#### [EXERCISE REQUIREMENTS]
Write every entry out again with no changes, and leave the images behind.

========================================================================

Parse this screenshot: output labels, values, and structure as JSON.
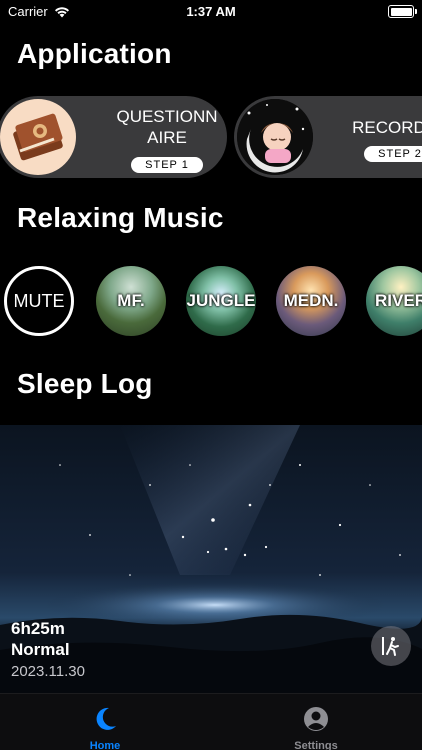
{
  "status_bar": {
    "carrier": "Carrier",
    "time": "1:37 AM"
  },
  "sections": {
    "application": "Application",
    "relaxing_music": "Relaxing Music",
    "sleep_log": "Sleep Log"
  },
  "applications": [
    {
      "label_line1": "QUESTIONN",
      "label_line2": "AIRE",
      "step": "STEP 1"
    },
    {
      "label_line1": "RECORD",
      "step": "STEP 2"
    }
  ],
  "music": [
    {
      "label": "MUTE"
    },
    {
      "label": "MF."
    },
    {
      "label": "JUNGLE"
    },
    {
      "label": "MEDN."
    },
    {
      "label": "RIVER"
    }
  ],
  "sleep_entry": {
    "duration": "6h25m",
    "quality": "Normal",
    "date": "2023.11.30"
  },
  "tabs": [
    {
      "label": "Home",
      "icon": "moon-icon",
      "active": true
    },
    {
      "label": "Settings",
      "icon": "person-circle-icon",
      "active": false
    }
  ],
  "colors": {
    "accent": "#0a84ff",
    "inactive": "#8e8e93",
    "card": "#3a3a3c"
  }
}
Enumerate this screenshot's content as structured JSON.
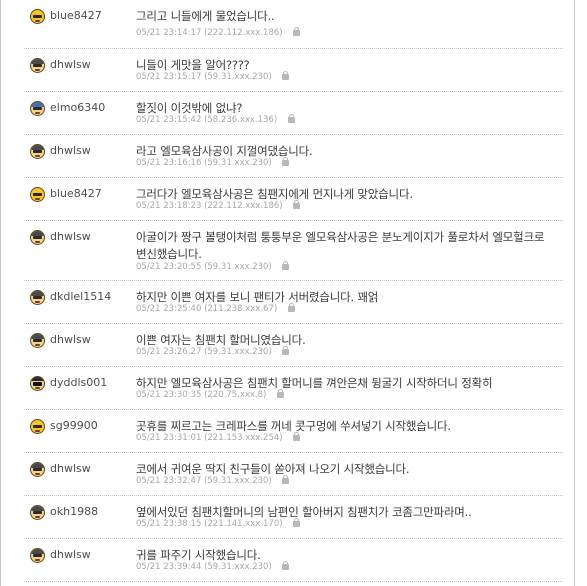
{
  "comments": [
    {
      "user": "blue8427",
      "avatar": "yellow-face-avatar",
      "text": "그리고 니들에게 물었습니다..",
      "time": "05/21 23:14:17",
      "ip": "(222.112.xxx.186)"
    },
    {
      "user": "dhwlsw",
      "avatar": "cap-avatar",
      "text": "니들이 게맛을 알어????",
      "time": "05/21 23:15:17",
      "ip": "(59.31.xxx.230)"
    },
    {
      "user": "elmo6340",
      "avatar": "blue-cap-avatar",
      "text": "할짓이 이것밖에 없냐?",
      "time": "05/21 23:15:42",
      "ip": "(58.236.xxx.136)"
    },
    {
      "user": "dhwlsw",
      "avatar": "cap-avatar",
      "text": "라고 엘모육삼사공이 지껄여댔습니다.",
      "time": "05/21 23:16:16",
      "ip": "(59.31.xxx.230)"
    },
    {
      "user": "blue8427",
      "avatar": "yellow-face-avatar",
      "text": "그러다가 엘모육삼사공은 침팬지에게 먼지나게 맞았습니다.",
      "time": "05/21 23:18:23",
      "ip": "(222.112.xxx.186)"
    },
    {
      "user": "dhwlsw",
      "avatar": "cap-avatar",
      "text": "아굴이가 짱구 볼탱이처럼 퉁퉁부운 엘모육삼사공은 분노게이지가 풀로차서 엘모헐크로 변신했습니다.",
      "time": "05/21 23:20:55",
      "ip": "(59.31.xxx.230)"
    },
    {
      "user": "dkdlel1514",
      "avatar": "cap-avatar",
      "text": "하지만 이쁜 여자를 보니 팬티가 서버렸습니다. 꽤얽",
      "time": "05/21 23:25:40",
      "ip": "(211.238.xxx.67)"
    },
    {
      "user": "dhwlsw",
      "avatar": "cap-avatar",
      "text": "이쁜 여자는 침팬치 할머니였습니다.",
      "time": "05/21 23:26:27",
      "ip": "(59.31.xxx.230)"
    },
    {
      "user": "dyddls001",
      "avatar": "sunglasses-avatar",
      "text": "하지만 엘모육삼사공은 침팬치 할머니를 껴안은채 뒹굴기 시작하더니 정확히",
      "time": "05/21 23:30:35",
      "ip": "(220.75.xxx.8)"
    },
    {
      "user": "sg99900",
      "avatar": "yellow-face-avatar",
      "text": "곳휴를 찌르고는 크레파스를 꺼네 콧구멍에 쑤셔넣기 시작했습니다.",
      "time": "05/21 23:31:01",
      "ip": "(221.153.xxx.254)"
    },
    {
      "user": "dhwlsw",
      "avatar": "cap-avatar",
      "text": "코에서 귀여운 딱지 친구들이 쏟아져 나오기 시작했습니다.",
      "time": "05/21 23:32:47",
      "ip": "(59.31.xxx.230)"
    },
    {
      "user": "okh1988",
      "avatar": "cap-avatar",
      "text": "옆에서있던 침팬치할머니의 남편인 할아버지 침팬치가 코좀그만파라며..",
      "time": "05/21 23:38:15",
      "ip": "(221.141.xxx.170)"
    },
    {
      "user": "dhwlsw",
      "avatar": "cap-avatar",
      "text": "귀를 파주기 시작했습니다.",
      "time": "05/21 23:39:44",
      "ip": "(59.31.xxx.230)"
    }
  ]
}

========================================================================

#### [WRITTEN RESPONSE]
Parse this screenshot: output labels, values, and structure as JSON.
{
  "status_bar": {
    "carrier": "Carrier",
    "time": "1:37 AM"
  },
  "sections": {
    "application": "Application",
    "relaxing_music": "Relaxing Music",
    "sleep_log": "Sleep Log"
  },
  "applications": [
    {
      "label_line1": "QUESTIONN",
      "label_line2": "AIRE",
      "step": "STEP 1"
    },
    {
      "label_line1": "RECORD",
      "step": "STEP 2"
    }
  ],
  "music": [
    {
      "label": "MUTE"
    },
    {
      "label": "MF."
    },
    {
      "label": "JUNGLE"
    },
    {
      "label": "MEDN."
    },
    {
      "label": "RIVER"
    }
  ],
  "sleep_entry": {
    "duration": "6h25m",
    "quality": "Normal",
    "date": "2023.11.30"
  },
  "tabs": [
    {
      "label": "Home",
      "icon": "moon-icon",
      "active": true
    },
    {
      "label": "Settings",
      "icon": "person-circle-icon",
      "active": false
    }
  ],
  "colors": {
    "accent": "#0a84ff",
    "inactive": "#8e8e93",
    "card": "#3a3a3c"
  }
}
Enumerate this screenshot's content as structured JSON.
{
  "comments": [
    {
      "user": "blue8427",
      "avatar": "yellow-face-avatar",
      "text": "그리고 니들에게 물었습니다..",
      "time": "05/21 23:14:17",
      "ip": "(222.112.xxx.186)"
    },
    {
      "user": "dhwlsw",
      "avatar": "cap-avatar",
      "text": "니들이 게맛을 알어????",
      "time": "05/21 23:15:17",
      "ip": "(59.31.xxx.230)"
    },
    {
      "user": "elmo6340",
      "avatar": "blue-cap-avatar",
      "text": "할짓이 이것밖에 없냐?",
      "time": "05/21 23:15:42",
      "ip": "(58.236.xxx.136)"
    },
    {
      "user": "dhwlsw",
      "avatar": "cap-avatar",
      "text": "라고 엘모육삼사공이 지껄여댔습니다.",
      "time": "05/21 23:16:16",
      "ip": "(59.31.xxx.230)"
    },
    {
      "user": "blue8427",
      "avatar": "yellow-face-avatar",
      "text": "그러다가 엘모육삼사공은 침팬지에게 먼지나게 맞았습니다.",
      "time": "05/21 23:18:23",
      "ip": "(222.112.xxx.186)"
    },
    {
      "user": "dhwlsw",
      "avatar": "cap-avatar",
      "text": "아굴이가 짱구 볼탱이처럼 퉁퉁부운 엘모육삼사공은 분노게이지가 풀로차서 엘모헐크로 변신했습니다.",
      "time": "05/21 23:20:55",
      "ip": "(59.31.xxx.230)"
    },
    {
      "user": "dkdlel1514",
      "avatar": "cap-avatar",
      "text": "하지만 이쁜 여자를 보니 팬티가 서버렸습니다. 꽤얽",
      "time": "05/21 23:25:40",
      "ip": "(211.238.xxx.67)"
    },
    {
      "user": "dhwlsw",
      "avatar": "cap-avatar",
      "text": "이쁜 여자는 침팬치 할머니였습니다.",
      "time": "05/21 23:26:27",
      "ip": "(59.31.xxx.230)"
    },
    {
      "user": "dyddls001",
      "avatar": "sunglasses-avatar",
      "text": "하지만 엘모육삼사공은 침팬치 할머니를 껴안은채 뒹굴기 시작하더니 정확히",
      "time": "05/21 23:30:35",
      "ip": "(220.75.xxx.8)"
    },
    {
      "user": "sg99900",
      "avatar": "yellow-face-avatar",
      "text": "곳휴를 찌르고는 크레파스를 꺼네 콧구멍에 쑤셔넣기 시작했습니다.",
      "time": "05/21 23:31:01",
      "ip": "(221.153.xxx.254)"
    },
    {
      "user": "dhwlsw",
      "avatar": "cap-avatar",
      "text": "코에서 귀여운 딱지 친구들이 쏟아져 나오기 시작했습니다.",
      "time": "05/21 23:32:47",
      "ip": "(59.31.xxx.230)"
    },
    {
      "user": "okh1988",
      "avatar": "cap-avatar",
      "text": "옆에서있던 침팬치할머니의 남편인 할아버지 침팬치가 코좀그만파라며..",
      "time": "05/21 23:38:15",
      "ip": "(221.141.xxx.170)"
    },
    {
      "user": "dhwlsw",
      "avatar": "cap-avatar",
      "text": "귀를 파주기 시작했습니다.",
      "time": "05/21 23:39:44",
      "ip": "(59.31.xxx.230)"
    }
  ]
}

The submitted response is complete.